Police officers are legally bound to address child abuse complaint. Further, the POCSO (Protection of Children from Sexual Offences) Act makes it illegal to witness and not report suspected child abuse and not report it. The POCSO Act has increased cases brought to trial.


Signs of Physical Child Abuse:

  • Unexplained Bruises, welts or cuts etc.
  • Fearful or shy behavior etc.

Signs of Child Emotional Abuse:

  • Excessive Shyness and Fear
  • Behavioral Extremes
  • Antisocial Behaviour
  • Inappropriate Age Behaviour

Signs of Child Sexual Abuse:

  • Behavioral signs –The child might display knowledge or interest in sexual acts inappropriate to his or her age, or even seductive behavior or display unusual behavior- either being very aggressive or very passive.
  • Physical signs – A child may have trouble sitting or standing, or have stained, bloody or torn underclothes. Swelling, bruises, or bleeding in the genital area is a red flag.
  • Caregiver signs – The caregiver may seem to be unusually controlling and protective of the child, limiting contact with other children and adults.

Signs of Neglect:

  • Child seems to be unsupervised
  • Child may appear to have consistently bad hygiene
  • The child might show troublesome, disruptive behavior


Police officers are legally bound to address complaints of child abuse, and if they are found lacking in discharging this duty, they can be acted against through an application to the Superintendent of Police under Section 154(3) of CrPC. Further, the aggrieved party can file an application under Section 156(3) of CrPC to request an F.I.R. and monitor the investigation.

You are entitled to a free copy of the FIR that has been filed by the police officer, and it also requires your signature, name, address, date, time, location, as well as the particulars of the offence and people involved.

The POCSO (Protection of Children from Sexual Offences) Act makes it illegal to witness suspected child abuse and not report it. A police officer can take a complaint on the phone or in person.

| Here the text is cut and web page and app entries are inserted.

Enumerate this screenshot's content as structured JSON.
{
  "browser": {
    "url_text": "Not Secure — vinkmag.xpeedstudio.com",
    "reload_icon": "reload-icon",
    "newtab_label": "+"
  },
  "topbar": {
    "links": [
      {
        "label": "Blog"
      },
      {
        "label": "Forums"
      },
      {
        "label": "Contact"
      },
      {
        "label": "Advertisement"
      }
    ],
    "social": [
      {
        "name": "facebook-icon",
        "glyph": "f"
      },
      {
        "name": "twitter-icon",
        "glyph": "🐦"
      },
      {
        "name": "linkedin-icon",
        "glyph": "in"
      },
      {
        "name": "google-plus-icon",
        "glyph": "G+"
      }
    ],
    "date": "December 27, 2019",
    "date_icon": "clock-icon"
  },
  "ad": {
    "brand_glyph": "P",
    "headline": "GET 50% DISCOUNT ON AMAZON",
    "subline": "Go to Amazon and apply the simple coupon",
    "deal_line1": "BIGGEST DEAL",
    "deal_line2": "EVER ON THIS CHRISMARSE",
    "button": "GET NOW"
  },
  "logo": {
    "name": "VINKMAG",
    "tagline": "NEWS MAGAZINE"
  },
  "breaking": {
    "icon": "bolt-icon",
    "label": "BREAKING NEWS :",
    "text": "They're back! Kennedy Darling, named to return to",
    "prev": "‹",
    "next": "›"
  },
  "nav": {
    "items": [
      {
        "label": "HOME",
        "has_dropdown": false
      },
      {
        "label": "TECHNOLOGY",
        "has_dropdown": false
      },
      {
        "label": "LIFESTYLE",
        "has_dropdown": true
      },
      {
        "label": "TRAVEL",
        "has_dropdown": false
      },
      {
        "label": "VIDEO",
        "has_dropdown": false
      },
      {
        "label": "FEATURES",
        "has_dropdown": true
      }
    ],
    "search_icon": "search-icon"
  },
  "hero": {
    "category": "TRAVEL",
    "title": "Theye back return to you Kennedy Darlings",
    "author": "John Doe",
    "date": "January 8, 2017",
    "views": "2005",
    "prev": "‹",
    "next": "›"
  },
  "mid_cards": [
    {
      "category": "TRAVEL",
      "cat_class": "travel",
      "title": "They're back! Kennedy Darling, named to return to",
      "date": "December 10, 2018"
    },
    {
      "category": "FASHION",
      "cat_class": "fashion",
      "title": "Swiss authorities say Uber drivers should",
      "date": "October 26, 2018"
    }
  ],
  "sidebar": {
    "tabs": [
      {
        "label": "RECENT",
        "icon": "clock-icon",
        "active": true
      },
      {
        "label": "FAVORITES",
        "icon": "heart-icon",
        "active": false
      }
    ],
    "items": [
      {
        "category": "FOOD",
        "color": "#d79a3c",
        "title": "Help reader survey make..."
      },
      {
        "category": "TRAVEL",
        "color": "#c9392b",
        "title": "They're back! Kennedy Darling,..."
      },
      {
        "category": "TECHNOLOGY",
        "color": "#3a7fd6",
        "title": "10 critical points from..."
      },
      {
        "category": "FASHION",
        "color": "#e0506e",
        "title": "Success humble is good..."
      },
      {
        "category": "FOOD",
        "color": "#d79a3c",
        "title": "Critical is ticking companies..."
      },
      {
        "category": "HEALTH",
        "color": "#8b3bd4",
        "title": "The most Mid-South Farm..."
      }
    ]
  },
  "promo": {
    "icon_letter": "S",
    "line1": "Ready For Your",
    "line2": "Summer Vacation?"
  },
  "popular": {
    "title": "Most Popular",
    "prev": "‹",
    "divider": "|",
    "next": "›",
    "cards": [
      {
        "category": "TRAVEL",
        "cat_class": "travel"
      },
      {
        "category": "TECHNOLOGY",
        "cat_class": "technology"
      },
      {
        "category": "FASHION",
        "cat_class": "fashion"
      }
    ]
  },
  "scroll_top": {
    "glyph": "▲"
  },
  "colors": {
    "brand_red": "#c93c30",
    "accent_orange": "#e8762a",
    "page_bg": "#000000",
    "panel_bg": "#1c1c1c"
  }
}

Anyone can report if they are aware of child abuse which includes parents, relatives, friends or any other person.